**Items listed in a dataset**
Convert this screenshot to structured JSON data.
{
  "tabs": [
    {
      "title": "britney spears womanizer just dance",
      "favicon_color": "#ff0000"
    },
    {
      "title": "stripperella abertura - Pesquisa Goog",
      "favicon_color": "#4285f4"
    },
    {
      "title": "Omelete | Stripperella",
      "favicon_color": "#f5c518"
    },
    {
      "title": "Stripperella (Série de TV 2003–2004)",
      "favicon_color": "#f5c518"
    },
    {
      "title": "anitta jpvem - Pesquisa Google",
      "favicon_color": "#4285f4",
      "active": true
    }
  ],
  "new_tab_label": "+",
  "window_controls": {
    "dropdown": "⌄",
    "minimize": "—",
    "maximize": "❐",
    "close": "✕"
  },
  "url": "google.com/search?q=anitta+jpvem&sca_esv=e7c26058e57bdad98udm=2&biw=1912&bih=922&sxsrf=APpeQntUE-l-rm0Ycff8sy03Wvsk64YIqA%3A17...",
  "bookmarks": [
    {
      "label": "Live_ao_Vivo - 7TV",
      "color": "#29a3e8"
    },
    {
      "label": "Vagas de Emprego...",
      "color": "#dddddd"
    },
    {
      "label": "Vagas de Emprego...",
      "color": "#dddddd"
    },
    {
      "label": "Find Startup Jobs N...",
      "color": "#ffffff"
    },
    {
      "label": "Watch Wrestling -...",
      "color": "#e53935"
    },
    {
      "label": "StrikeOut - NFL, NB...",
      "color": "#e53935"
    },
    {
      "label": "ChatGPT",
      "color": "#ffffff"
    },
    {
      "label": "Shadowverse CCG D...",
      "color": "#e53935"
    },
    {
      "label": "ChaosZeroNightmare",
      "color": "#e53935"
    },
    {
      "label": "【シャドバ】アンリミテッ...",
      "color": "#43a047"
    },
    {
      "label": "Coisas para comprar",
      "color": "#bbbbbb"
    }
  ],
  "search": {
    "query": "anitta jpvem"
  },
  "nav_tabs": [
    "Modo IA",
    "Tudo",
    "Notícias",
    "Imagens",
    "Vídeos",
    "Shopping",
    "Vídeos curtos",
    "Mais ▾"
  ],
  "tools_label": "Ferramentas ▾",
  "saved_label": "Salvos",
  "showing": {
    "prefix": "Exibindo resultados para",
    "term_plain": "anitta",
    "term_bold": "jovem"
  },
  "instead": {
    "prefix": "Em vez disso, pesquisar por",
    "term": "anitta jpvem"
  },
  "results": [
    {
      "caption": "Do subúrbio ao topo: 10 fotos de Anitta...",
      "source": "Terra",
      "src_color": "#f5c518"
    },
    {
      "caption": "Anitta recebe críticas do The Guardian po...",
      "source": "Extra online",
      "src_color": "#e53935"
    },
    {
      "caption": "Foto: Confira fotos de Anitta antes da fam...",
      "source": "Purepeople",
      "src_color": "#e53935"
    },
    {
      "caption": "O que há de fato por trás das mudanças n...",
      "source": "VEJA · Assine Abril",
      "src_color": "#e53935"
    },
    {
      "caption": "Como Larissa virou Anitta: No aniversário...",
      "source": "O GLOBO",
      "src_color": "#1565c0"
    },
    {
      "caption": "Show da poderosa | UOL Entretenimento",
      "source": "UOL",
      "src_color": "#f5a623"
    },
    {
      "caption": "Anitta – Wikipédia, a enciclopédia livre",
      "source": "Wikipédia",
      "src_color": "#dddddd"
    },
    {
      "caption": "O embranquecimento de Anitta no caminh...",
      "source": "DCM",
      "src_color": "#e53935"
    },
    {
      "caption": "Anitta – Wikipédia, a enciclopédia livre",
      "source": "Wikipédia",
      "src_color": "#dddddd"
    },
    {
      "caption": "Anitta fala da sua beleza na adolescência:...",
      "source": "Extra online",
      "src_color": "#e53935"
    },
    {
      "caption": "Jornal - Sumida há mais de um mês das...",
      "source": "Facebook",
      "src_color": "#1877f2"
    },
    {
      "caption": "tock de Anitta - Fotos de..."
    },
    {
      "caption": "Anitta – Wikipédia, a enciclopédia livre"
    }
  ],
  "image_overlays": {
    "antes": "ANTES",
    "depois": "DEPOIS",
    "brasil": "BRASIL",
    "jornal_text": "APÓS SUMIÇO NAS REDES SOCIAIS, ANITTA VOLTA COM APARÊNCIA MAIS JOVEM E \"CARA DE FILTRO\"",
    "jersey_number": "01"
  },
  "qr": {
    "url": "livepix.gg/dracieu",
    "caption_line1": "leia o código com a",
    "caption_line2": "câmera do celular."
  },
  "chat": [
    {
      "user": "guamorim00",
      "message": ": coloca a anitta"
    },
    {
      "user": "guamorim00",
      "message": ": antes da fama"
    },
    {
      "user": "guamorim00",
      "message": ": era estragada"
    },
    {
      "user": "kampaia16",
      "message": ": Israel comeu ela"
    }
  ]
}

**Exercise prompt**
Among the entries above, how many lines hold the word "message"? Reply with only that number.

**Response**
4